◆ Exercise objective: Among the lines below, tally those that hold "title". Return the number and nothing more.

◆ Stored data:

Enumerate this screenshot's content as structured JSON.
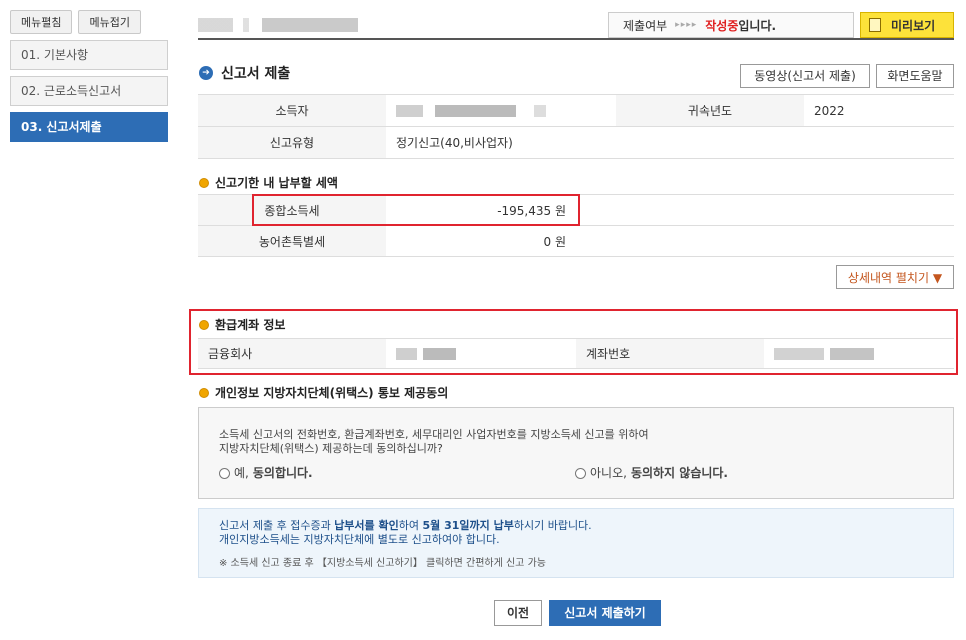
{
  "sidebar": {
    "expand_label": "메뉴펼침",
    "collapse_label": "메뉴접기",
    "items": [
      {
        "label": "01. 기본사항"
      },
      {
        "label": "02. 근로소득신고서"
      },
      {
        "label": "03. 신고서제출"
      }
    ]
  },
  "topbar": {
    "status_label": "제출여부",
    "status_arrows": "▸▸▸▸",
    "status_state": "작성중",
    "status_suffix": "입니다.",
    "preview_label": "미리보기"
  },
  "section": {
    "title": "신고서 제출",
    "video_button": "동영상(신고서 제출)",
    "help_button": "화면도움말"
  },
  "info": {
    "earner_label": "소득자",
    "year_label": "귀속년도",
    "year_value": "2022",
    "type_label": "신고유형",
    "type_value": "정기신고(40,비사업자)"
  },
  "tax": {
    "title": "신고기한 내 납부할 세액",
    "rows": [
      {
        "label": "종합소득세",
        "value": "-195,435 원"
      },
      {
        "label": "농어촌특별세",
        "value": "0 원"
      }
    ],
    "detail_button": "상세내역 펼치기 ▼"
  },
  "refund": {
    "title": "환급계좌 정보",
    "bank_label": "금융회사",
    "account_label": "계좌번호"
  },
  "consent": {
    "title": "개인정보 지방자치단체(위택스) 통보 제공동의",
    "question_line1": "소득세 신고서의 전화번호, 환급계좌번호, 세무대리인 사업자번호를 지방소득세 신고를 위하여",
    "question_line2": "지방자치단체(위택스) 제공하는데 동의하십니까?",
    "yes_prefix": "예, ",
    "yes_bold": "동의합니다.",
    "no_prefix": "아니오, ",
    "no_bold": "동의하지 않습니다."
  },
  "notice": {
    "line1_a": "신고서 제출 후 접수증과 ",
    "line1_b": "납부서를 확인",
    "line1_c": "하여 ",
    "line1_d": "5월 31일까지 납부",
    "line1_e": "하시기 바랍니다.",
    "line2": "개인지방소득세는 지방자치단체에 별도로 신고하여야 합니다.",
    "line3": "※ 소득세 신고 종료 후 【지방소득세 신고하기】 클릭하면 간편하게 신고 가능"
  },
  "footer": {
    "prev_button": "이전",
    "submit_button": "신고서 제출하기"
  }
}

◆ Answer box: 4